When you apologize, first admit the mistake. Then, take full responsibility on the company’s behalf and offer a complimentary gift or offering as an incentive to secure relationships.

Offer an Alternative

Be on the alert with alternatives. As a customer service employee, you need to be hands-on with all the solutions or options you can provide impromptu.

Alternatives to “I apologize for the inconvenience.”

If saying “I apologize for the inconvenience” sounds redundant and meaningless, especially since it has become a catchphrase today, here are a few ways to say the same, meaningfully instead:

  • This is not acceptable; so sorry we let you down.

  • How can we make up for it?

  • We know how frustrating it is...

  • We would like to make amends and sort out the problem with plan B.

  • Sincerest apologies!

  • Please accept this token of apology.

Responding on Email

Emails give you the benefit of not having to witness the actual sentiment of a distraught customer.
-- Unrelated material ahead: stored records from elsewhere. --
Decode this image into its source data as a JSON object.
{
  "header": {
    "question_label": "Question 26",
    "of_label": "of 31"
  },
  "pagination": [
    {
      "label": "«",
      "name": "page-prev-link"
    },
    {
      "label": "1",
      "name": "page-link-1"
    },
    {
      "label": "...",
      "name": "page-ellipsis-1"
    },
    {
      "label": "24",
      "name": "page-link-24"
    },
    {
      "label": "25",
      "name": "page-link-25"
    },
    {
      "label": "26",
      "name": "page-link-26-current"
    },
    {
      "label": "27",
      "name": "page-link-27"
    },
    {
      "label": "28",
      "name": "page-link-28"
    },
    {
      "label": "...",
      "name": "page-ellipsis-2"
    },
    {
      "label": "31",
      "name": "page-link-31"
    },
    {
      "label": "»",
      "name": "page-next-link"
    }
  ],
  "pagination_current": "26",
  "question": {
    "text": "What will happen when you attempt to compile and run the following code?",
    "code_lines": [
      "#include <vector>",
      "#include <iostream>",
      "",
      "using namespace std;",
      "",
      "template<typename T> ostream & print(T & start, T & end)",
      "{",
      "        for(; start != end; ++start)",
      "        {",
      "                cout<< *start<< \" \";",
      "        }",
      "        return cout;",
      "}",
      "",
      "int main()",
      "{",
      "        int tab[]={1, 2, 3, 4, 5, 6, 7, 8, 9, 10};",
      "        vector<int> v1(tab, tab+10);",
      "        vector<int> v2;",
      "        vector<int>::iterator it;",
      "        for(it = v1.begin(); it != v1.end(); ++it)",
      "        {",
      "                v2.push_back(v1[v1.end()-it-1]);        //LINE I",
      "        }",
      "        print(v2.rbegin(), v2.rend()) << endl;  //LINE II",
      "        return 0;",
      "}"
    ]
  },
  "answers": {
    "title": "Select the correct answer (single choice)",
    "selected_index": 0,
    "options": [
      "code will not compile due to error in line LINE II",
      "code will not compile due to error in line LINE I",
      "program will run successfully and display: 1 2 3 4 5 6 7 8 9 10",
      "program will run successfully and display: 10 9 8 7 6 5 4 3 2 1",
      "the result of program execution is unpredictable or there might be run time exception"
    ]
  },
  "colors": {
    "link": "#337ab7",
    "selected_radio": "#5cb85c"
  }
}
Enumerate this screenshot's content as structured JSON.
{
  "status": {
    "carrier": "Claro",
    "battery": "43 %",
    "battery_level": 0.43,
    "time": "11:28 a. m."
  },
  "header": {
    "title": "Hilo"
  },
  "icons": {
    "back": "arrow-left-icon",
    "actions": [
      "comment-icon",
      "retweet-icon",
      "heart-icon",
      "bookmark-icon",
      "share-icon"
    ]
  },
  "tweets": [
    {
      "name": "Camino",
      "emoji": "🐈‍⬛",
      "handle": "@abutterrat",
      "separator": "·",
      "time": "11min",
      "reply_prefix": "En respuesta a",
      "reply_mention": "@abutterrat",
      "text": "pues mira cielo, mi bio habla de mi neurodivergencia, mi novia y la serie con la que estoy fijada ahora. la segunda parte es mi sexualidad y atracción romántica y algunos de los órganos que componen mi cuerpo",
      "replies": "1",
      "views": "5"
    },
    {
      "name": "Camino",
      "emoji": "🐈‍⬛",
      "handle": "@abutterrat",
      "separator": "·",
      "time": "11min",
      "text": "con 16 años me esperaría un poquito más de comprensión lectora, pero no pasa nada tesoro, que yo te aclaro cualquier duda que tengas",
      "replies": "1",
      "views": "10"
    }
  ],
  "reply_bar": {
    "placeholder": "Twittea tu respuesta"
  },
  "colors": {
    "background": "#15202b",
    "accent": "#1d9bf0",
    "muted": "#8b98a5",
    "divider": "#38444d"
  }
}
Unlike phone calls or direct one-on-one interaction, emails give you that leverage. So you can respond much calmly and get the time to think before you act.

However, on the downside, emails are much less personalized. Therefore, unless you use the proper tone and language, they can be perceived as cold and blunt. 

Plus, you need to be careful with the written words. Anything that goes out via the official company account can be used against you.

Tips and Tricks to Build a Connection

Here are a few tips and tricks to respond to customers. They may not always like these, but these tips can help tone down the voice and help the situation stay within control:

  • Choose the words to assure rather than attack the customer.

  • Respond fast; that shows your concern as a company and builds trust.

  • Always be courteous, warm, welcoming, and show genuine concern.

  • A ‘take charge’ attitude also helps the customers believe that you will resolve the matter.

  • Explain but be precise. Talking too much or not letting the customer talk will make it worse.

  • Take responsibility. Ensure the customer that it’s not their fault and empathize.

  • Make them feel important and acknowledge their feelings.

Conclusion

During your service, there will be a lot of times when things don’t go as planned. When that happens, what you can do at the very least is apologize. But do better than just saying, “I apologize for the inconvenience.” Make it right; sometimes go the extra mile to help them better or find better solutions. But no matter what, don’t lose your sanity!

Photo by arash payam on Unsplash